EXERCISE DETAILS — Which lines below contain the word "title"? Copy each of them.

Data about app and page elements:

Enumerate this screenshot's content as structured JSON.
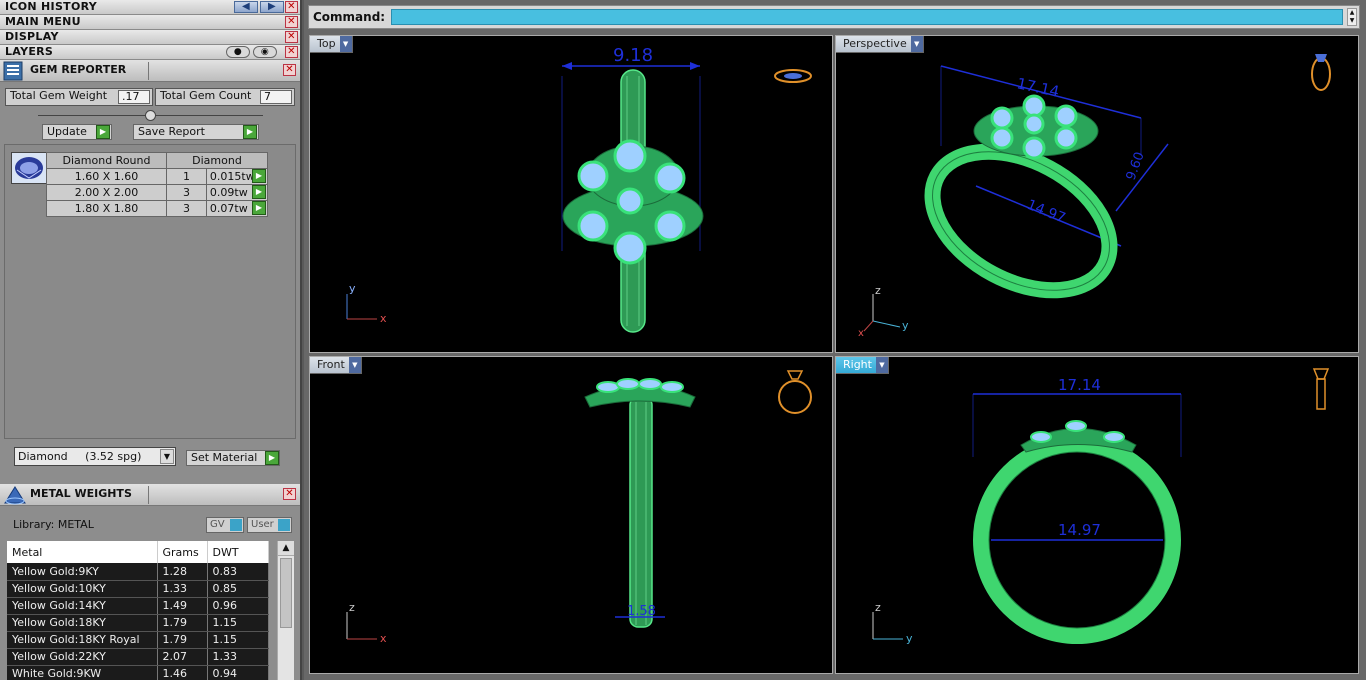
{
  "left_panel": {
    "bars": {
      "icon_history": "ICON HISTORY",
      "main_menu": "MAIN MENU",
      "display": "DISPLAY",
      "layers": "LAYERS"
    },
    "gem_reporter": {
      "title": "GEM REPORTER",
      "total_gem_weight_label": "Total Gem Weight",
      "total_gem_weight_value": ".17",
      "total_gem_count_label": "Total Gem Count",
      "total_gem_count_value": "7",
      "update_label": "Update",
      "save_report_label": "Save Report",
      "table": {
        "headers": [
          "Diamond Round",
          "Diamond"
        ],
        "rows": [
          {
            "size": "1.60 X 1.60",
            "count": "1",
            "weight": "0.015tw"
          },
          {
            "size": "2.00 X 2.00",
            "count": "3",
            "weight": "0.09tw"
          },
          {
            "size": "1.80 X 1.80",
            "count": "3",
            "weight": "0.07tw"
          }
        ]
      },
      "material_select": "Diamond     (3.52 spg)",
      "set_material_label": "Set Material"
    },
    "metal_weights": {
      "title": "METAL WEIGHTS",
      "library_label": "Library: METAL",
      "gv_label": "GV",
      "user_label": "User",
      "headers": [
        "Metal",
        "Grams",
        "DWT"
      ],
      "rows": [
        {
          "metal": "Yellow Gold:9KY",
          "grams": "1.28",
          "dwt": "0.83"
        },
        {
          "metal": "Yellow Gold:10KY",
          "grams": "1.33",
          "dwt": "0.85"
        },
        {
          "metal": "Yellow Gold:14KY",
          "grams": "1.49",
          "dwt": "0.96"
        },
        {
          "metal": "Yellow Gold:18KY",
          "grams": "1.79",
          "dwt": "1.15"
        },
        {
          "metal": "Yellow Gold:18KY Royal",
          "grams": "1.79",
          "dwt": "1.15"
        },
        {
          "metal": "Yellow Gold:22KY",
          "grams": "2.07",
          "dwt": "1.33"
        },
        {
          "metal": "White Gold:9KW",
          "grams": "1.46",
          "dwt": "0.94"
        }
      ]
    }
  },
  "command": {
    "label": "Command:",
    "value": ""
  },
  "viewports": {
    "top": {
      "label": "Top",
      "dimension": "9.18"
    },
    "perspective": {
      "label": "Perspective",
      "dim_a": "17.14",
      "dim_b": "14.97",
      "dim_c": "9.60"
    },
    "front": {
      "label": "Front",
      "dimension": "1.58"
    },
    "right": {
      "label": "Right",
      "dim_a": "17.14",
      "dim_b": "14.97"
    }
  },
  "colors": {
    "metal": "#3fd66f",
    "gem": "#9fd0ff",
    "dimension": "#1e2fd8",
    "accent": "#48bfe0"
  }
}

ANSWER TO THE EXERCISE —
      "title": "GEM REPORTER",
      "title": "METAL WEIGHTS",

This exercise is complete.